How bad could four years of McCain be? Bad.

Harold Myerson makes the case that McCain isn’t to be trusted on matters of war and peace.

A progressive reader is so outraged by the latest Clinton tactics that he wonders whether the country couldn’t survive four years of McCain.

Harold Myerson makes a good argument that the answer might literally be no: that McCain is just too dangerous to trust with war-and-peace decisions.

As early as 1999, McCain was recommending “rogue state rollback” as our policy toward such nations as Iraq. He remains an unabashed advocate of preventive war, as his comments on bombing Iran have made clear, and of permanent war, as his comments on remaining in Iraq have made clear. His advocacy of a missile defense system is rooted in a preference for military unilateralism &#8212 though it may stimulate a new arms race &#8212 over diplomacy. If you liked Bush’s foreign and military policy, you’ll love McCain’s.
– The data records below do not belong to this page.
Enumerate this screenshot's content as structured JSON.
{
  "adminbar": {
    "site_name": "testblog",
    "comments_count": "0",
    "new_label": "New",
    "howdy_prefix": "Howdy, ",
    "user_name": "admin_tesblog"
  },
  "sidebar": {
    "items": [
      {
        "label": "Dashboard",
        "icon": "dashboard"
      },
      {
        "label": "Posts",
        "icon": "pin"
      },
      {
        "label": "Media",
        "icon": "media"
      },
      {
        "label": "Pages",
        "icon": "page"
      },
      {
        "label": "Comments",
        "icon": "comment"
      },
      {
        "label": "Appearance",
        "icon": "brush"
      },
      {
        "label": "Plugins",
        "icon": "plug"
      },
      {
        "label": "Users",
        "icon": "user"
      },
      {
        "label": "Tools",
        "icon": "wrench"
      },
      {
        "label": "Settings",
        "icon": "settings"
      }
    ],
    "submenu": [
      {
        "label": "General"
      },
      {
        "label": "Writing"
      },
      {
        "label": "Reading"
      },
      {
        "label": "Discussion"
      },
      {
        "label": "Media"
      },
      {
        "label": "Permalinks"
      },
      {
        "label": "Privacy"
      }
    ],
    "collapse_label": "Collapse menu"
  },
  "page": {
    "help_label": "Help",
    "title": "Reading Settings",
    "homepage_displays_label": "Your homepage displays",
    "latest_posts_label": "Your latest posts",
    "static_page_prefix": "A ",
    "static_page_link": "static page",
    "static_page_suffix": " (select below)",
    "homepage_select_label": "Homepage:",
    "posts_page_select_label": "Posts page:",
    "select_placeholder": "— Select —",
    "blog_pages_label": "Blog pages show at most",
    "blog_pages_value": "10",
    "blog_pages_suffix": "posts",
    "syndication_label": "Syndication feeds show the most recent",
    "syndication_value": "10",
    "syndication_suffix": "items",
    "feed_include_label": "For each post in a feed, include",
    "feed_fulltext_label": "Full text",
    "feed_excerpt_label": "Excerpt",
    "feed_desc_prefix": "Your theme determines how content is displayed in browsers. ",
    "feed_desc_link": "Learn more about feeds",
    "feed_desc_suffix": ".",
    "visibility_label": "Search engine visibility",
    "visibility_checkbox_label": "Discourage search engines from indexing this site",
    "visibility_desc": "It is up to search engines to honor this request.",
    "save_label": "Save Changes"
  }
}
Hard to say what’s more dangerous &#8212 McCain’s approach to the economy or McCain’s approach to the world. The thought of him answering the red phone at 3 a.m. fills me with foreboding. Hell, I don’t want him answering the red phone at 3 p.m.

Author: Mark Kleiman

Professor of Public Policy at the NYU Marron Institute for Urban Management and editor of the Journal of Drug Policy Analysis. Teaches about the methods of policy analysis about drug abuse control and crime control policy, working out the implications of two principles: that swift and certain sanctions don't have to be severe to be effective, and that well-designed threats usually don't have to be carried out. Books: Drugs and Drug Policy: What Everyone Needs to Know (with Jonathan Caulkins and Angela Hawken) When Brute Force Fails: How to Have Less Crime and Less Punishment (Princeton, 2009; named one of the "books of the year" by The Economist Against Excess: Drug Policy for Results (Basic, 1993) Marijuana: Costs of Abuse, Costs of Control (Greenwood, 1989) UCLA Homepage Curriculum Vitae Contact: